» YOUR TASK
Print the entries underneath word for word, omitting whatever pictures they contain.

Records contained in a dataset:
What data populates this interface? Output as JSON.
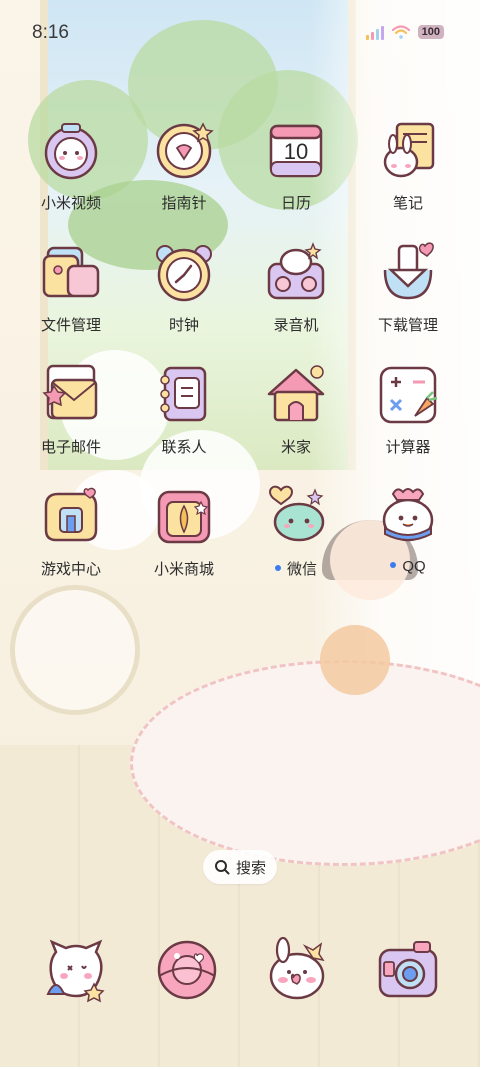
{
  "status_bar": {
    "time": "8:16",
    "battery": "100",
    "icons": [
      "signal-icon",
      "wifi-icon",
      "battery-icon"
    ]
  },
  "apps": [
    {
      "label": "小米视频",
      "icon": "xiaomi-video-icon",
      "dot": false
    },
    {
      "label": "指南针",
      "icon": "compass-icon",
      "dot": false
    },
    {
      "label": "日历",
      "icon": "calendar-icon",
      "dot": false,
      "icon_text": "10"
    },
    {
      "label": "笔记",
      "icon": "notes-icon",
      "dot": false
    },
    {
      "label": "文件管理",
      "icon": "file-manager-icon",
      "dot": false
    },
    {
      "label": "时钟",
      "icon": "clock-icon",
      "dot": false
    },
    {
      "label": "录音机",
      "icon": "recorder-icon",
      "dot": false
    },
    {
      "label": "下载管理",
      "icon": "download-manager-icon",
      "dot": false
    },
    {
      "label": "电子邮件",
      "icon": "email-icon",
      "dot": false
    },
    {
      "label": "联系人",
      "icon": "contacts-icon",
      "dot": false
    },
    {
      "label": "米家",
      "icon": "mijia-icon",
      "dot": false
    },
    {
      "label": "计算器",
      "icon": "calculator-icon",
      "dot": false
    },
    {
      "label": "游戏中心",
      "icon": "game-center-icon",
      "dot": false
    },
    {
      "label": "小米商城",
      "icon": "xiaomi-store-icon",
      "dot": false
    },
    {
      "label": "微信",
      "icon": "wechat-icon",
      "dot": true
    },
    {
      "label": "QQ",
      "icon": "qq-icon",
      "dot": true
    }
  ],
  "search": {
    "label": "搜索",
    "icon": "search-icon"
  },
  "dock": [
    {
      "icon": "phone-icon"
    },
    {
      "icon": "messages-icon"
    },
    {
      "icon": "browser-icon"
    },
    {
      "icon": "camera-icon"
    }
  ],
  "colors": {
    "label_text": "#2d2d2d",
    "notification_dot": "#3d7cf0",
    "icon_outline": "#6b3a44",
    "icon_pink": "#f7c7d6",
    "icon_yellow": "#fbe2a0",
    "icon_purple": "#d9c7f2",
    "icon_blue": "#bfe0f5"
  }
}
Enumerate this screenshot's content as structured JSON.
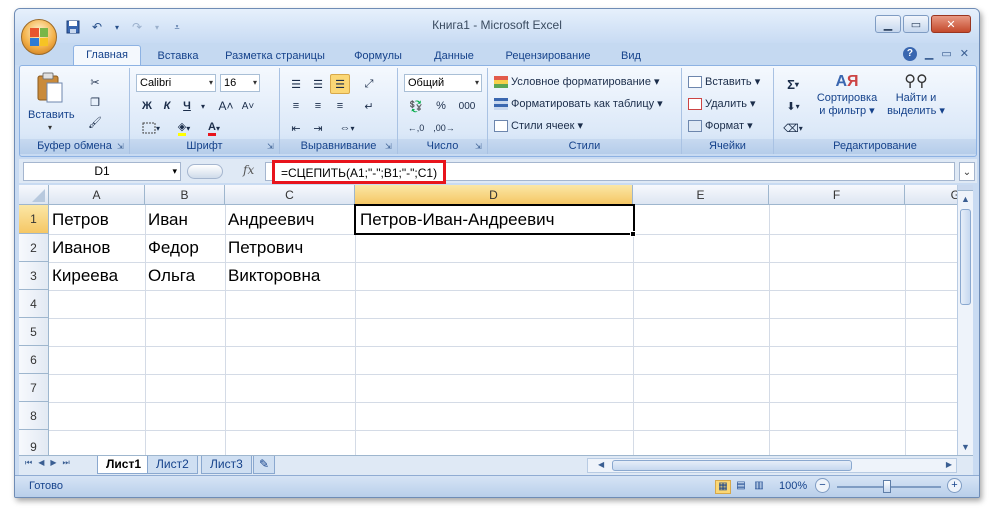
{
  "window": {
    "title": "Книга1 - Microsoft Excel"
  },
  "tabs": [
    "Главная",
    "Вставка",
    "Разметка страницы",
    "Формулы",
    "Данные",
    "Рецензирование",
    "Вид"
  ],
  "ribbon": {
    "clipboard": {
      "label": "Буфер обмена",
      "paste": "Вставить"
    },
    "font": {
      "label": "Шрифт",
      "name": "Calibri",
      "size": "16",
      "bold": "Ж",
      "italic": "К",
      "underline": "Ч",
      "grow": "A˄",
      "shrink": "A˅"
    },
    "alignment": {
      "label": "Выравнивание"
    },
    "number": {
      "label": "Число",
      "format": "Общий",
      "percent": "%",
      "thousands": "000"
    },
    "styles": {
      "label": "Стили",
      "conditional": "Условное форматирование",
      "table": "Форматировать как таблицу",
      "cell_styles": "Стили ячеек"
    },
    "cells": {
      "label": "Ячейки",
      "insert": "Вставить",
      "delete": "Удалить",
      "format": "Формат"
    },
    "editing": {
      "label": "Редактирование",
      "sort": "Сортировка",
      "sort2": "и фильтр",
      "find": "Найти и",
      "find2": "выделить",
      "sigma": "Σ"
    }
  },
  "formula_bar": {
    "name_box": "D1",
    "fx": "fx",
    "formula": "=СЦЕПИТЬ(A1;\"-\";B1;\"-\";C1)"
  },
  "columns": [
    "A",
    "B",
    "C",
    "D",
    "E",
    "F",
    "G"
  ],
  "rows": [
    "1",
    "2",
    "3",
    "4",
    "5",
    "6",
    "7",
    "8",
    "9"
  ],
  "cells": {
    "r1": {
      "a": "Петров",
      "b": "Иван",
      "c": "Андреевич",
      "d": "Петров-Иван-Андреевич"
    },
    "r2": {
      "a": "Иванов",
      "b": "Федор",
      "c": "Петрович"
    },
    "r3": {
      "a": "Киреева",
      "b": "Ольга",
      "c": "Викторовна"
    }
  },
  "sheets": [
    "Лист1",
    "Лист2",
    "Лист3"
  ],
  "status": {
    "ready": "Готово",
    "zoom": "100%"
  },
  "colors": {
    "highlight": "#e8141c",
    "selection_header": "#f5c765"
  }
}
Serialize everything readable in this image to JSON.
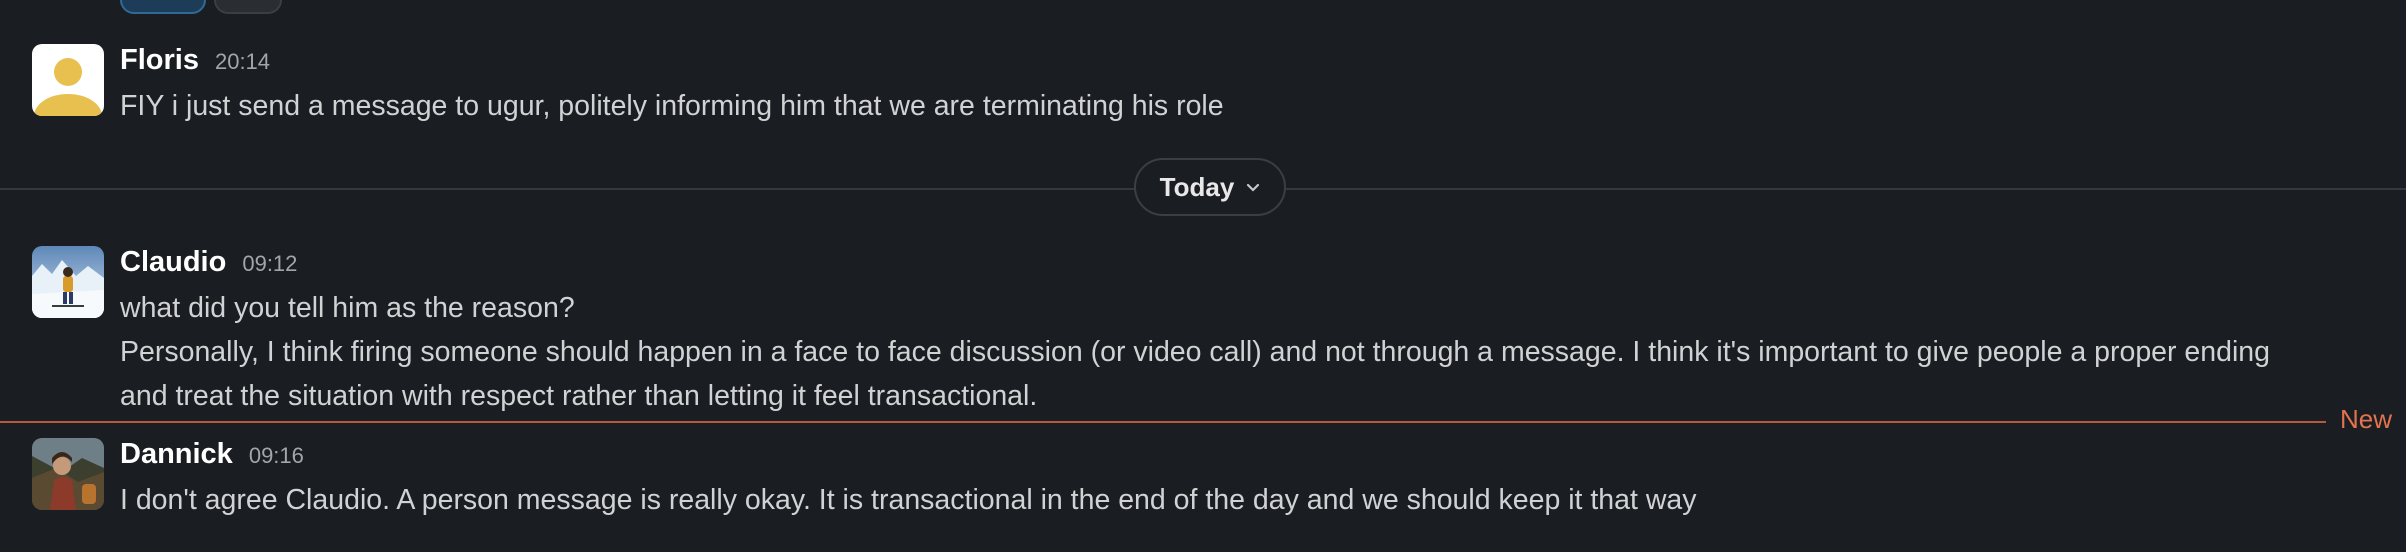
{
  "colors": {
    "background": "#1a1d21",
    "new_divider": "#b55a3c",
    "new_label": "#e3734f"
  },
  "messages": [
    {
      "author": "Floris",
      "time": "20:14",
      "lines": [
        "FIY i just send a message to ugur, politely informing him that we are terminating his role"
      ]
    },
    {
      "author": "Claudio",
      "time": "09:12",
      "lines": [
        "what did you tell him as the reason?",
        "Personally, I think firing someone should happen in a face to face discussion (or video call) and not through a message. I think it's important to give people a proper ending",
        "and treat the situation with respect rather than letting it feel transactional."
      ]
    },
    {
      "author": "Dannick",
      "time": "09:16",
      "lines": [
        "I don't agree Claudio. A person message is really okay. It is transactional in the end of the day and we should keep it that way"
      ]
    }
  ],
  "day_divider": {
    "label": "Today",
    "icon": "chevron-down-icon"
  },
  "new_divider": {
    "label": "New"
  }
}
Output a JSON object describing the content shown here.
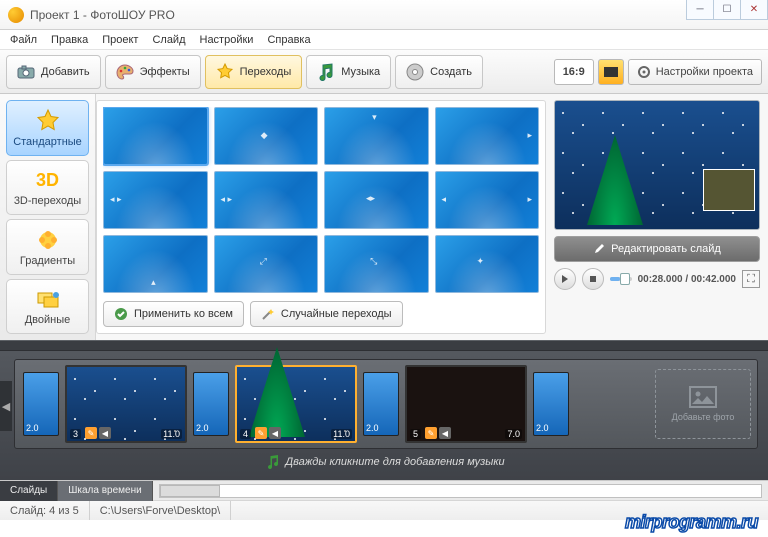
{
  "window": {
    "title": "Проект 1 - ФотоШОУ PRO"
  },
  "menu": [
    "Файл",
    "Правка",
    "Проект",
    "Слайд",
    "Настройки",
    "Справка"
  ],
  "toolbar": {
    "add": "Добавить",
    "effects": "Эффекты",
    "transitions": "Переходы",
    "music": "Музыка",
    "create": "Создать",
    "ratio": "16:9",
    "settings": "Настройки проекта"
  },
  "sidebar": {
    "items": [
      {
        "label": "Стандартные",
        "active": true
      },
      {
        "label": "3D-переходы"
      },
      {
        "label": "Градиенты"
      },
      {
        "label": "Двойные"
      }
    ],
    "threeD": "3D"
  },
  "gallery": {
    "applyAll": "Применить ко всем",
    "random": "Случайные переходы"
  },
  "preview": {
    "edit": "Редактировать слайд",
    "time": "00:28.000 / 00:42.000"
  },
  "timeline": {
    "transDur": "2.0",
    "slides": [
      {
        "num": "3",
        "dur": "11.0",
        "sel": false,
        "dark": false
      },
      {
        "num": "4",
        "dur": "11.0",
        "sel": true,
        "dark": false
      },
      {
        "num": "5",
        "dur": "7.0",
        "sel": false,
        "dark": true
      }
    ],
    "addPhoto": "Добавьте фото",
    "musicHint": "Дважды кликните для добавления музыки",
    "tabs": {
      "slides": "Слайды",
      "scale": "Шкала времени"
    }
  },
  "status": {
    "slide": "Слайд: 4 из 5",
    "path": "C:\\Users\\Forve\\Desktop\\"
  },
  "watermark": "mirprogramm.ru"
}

» TASK ANSWER
What data populates this interface? Output as JSON.
{
  "status_bar": {
    "time": "8:16",
    "battery": "100",
    "icons": [
      "signal-icon",
      "wifi-icon",
      "battery-icon"
    ]
  },
  "apps": [
    {
      "label": "小米视频",
      "icon": "xiaomi-video-icon",
      "dot": false
    },
    {
      "label": "指南针",
      "icon": "compass-icon",
      "dot": false
    },
    {
      "label": "日历",
      "icon": "calendar-icon",
      "dot": false,
      "icon_text": "10"
    },
    {
      "label": "笔记",
      "icon": "notes-icon",
      "dot": false
    },
    {
      "label": "文件管理",
      "icon": "file-manager-icon",
      "dot": false
    },
    {
      "label": "时钟",
      "icon": "clock-icon",
      "dot": false
    },
    {
      "label": "录音机",
      "icon": "recorder-icon",
      "dot": false
    },
    {
      "label": "下载管理",
      "icon": "download-manager-icon",
      "dot": false
    },
    {
      "label": "电子邮件",
      "icon": "email-icon",
      "dot": false
    },
    {
      "label": "联系人",
      "icon": "contacts-icon",
      "dot": false
    },
    {
      "label": "米家",
      "icon": "mijia-icon",
      "dot": false
    },
    {
      "label": "计算器",
      "icon": "calculator-icon",
      "dot": false
    },
    {
      "label": "游戏中心",
      "icon": "game-center-icon",
      "dot": false
    },
    {
      "label": "小米商城",
      "icon": "xiaomi-store-icon",
      "dot": false
    },
    {
      "label": "微信",
      "icon": "wechat-icon",
      "dot": true
    },
    {
      "label": "QQ",
      "icon": "qq-icon",
      "dot": true
    }
  ],
  "search": {
    "label": "搜索",
    "icon": "search-icon"
  },
  "dock": [
    {
      "icon": "phone-icon"
    },
    {
      "icon": "messages-icon"
    },
    {
      "icon": "browser-icon"
    },
    {
      "icon": "camera-icon"
    }
  ],
  "colors": {
    "label_text": "#2d2d2d",
    "notification_dot": "#3d7cf0",
    "icon_outline": "#6b3a44",
    "icon_pink": "#f7c7d6",
    "icon_yellow": "#fbe2a0",
    "icon_purple": "#d9c7f2",
    "icon_blue": "#bfe0f5"
  }
}
Enumerate this screenshot's content as structured JSON.
{
  "window": {
    "title": "Книга1 - Microsoft Excel"
  },
  "tabs": [
    "Главная",
    "Вставка",
    "Разметка страницы",
    "Формулы",
    "Данные",
    "Рецензирование",
    "Вид"
  ],
  "ribbon": {
    "clipboard": {
      "label": "Буфер обмена",
      "paste": "Вставить"
    },
    "font": {
      "label": "Шрифт",
      "name": "Calibri",
      "size": "16",
      "bold": "Ж",
      "italic": "К",
      "underline": "Ч",
      "grow": "A˄",
      "shrink": "A˅"
    },
    "alignment": {
      "label": "Выравнивание"
    },
    "number": {
      "label": "Число",
      "format": "Общий",
      "percent": "%",
      "thousands": "000"
    },
    "styles": {
      "label": "Стили",
      "conditional": "Условное форматирование",
      "table": "Форматировать как таблицу",
      "cell_styles": "Стили ячеек"
    },
    "cells": {
      "label": "Ячейки",
      "insert": "Вставить",
      "delete": "Удалить",
      "format": "Формат"
    },
    "editing": {
      "label": "Редактирование",
      "sort": "Сортировка",
      "sort2": "и фильтр",
      "find": "Найти и",
      "find2": "выделить",
      "sigma": "Σ"
    }
  },
  "formula_bar": {
    "name_box": "D1",
    "fx": "fx",
    "formula": "=СЦЕПИТЬ(A1;\"-\";B1;\"-\";C1)"
  },
  "columns": [
    "A",
    "B",
    "C",
    "D",
    "E",
    "F",
    "G"
  ],
  "rows": [
    "1",
    "2",
    "3",
    "4",
    "5",
    "6",
    "7",
    "8",
    "9"
  ],
  "cells": {
    "r1": {
      "a": "Петров",
      "b": "Иван",
      "c": "Андреевич",
      "d": "Петров-Иван-Андреевич"
    },
    "r2": {
      "a": "Иванов",
      "b": "Федор",
      "c": "Петрович"
    },
    "r3": {
      "a": "Киреева",
      "b": "Ольга",
      "c": "Викторовна"
    }
  },
  "sheets": [
    "Лист1",
    "Лист2",
    "Лист3"
  ],
  "status": {
    "ready": "Готово",
    "zoom": "100%"
  },
  "colors": {
    "highlight": "#e8141c",
    "selection_header": "#f5c765"
  }
}
Serialize everything readable in this image to JSON.
{
  "colors": {
    "background": "#1a1d21",
    "new_divider": "#b55a3c",
    "new_label": "#e3734f"
  },
  "messages": [
    {
      "author": "Floris",
      "time": "20:14",
      "lines": [
        "FIY i just send a message to ugur, politely informing him that we are terminating his role"
      ]
    },
    {
      "author": "Claudio",
      "time": "09:12",
      "lines": [
        "what did you tell him as the reason?",
        "Personally, I think firing someone should happen in a face to face discussion (or video call) and not through a message. I think it's important to give people a proper ending",
        "and treat the situation with respect rather than letting it feel transactional."
      ]
    },
    {
      "author": "Dannick",
      "time": "09:16",
      "lines": [
        "I don't agree Claudio. A person message is really okay. It is transactional in the end of the day and we should keep it that way"
      ]
    }
  ],
  "day_divider": {
    "label": "Today",
    "icon": "chevron-down-icon"
  },
  "new_divider": {
    "label": "New"
  }
}
Output a JSON object describing the content shown here.
{
  "window": {
    "title": "Проект 1 - ФотоШОУ PRO"
  },
  "menu": [
    "Файл",
    "Правка",
    "Проект",
    "Слайд",
    "Настройки",
    "Справка"
  ],
  "toolbar": {
    "add": "Добавить",
    "effects": "Эффекты",
    "transitions": "Переходы",
    "music": "Музыка",
    "create": "Создать",
    "ratio": "16:9",
    "settings": "Настройки проекта"
  },
  "sidebar": {
    "items": [
      {
        "label": "Стандартные",
        "active": true
      },
      {
        "label": "3D-переходы"
      },
      {
        "label": "Градиенты"
      },
      {
        "label": "Двойные"
      }
    ],
    "threeD": "3D"
  },
  "gallery": {
    "applyAll": "Применить ко всем",
    "random": "Случайные переходы"
  },
  "preview": {
    "edit": "Редактировать слайд",
    "time": "00:28.000 / 00:42.000"
  },
  "timeline": {
    "transDur": "2.0",
    "slides": [
      {
        "num": "3",
        "dur": "11.0",
        "sel": false,
        "dark": false
      },
      {
        "num": "4",
        "dur": "11.0",
        "sel": true,
        "dark": false
      },
      {
        "num": "5",
        "dur": "7.0",
        "sel": false,
        "dark": true
      }
    ],
    "addPhoto": "Добавьте фото",
    "musicHint": "Дважды кликните для добавления музыки",
    "tabs": {
      "slides": "Слайды",
      "scale": "Шкала времени"
    }
  },
  "status": {
    "slide": "Слайд: 4 из 5",
    "path": "C:\\Users\\Forve\\Desktop\\"
  },
  "watermark": "mirprogramm.ru"
}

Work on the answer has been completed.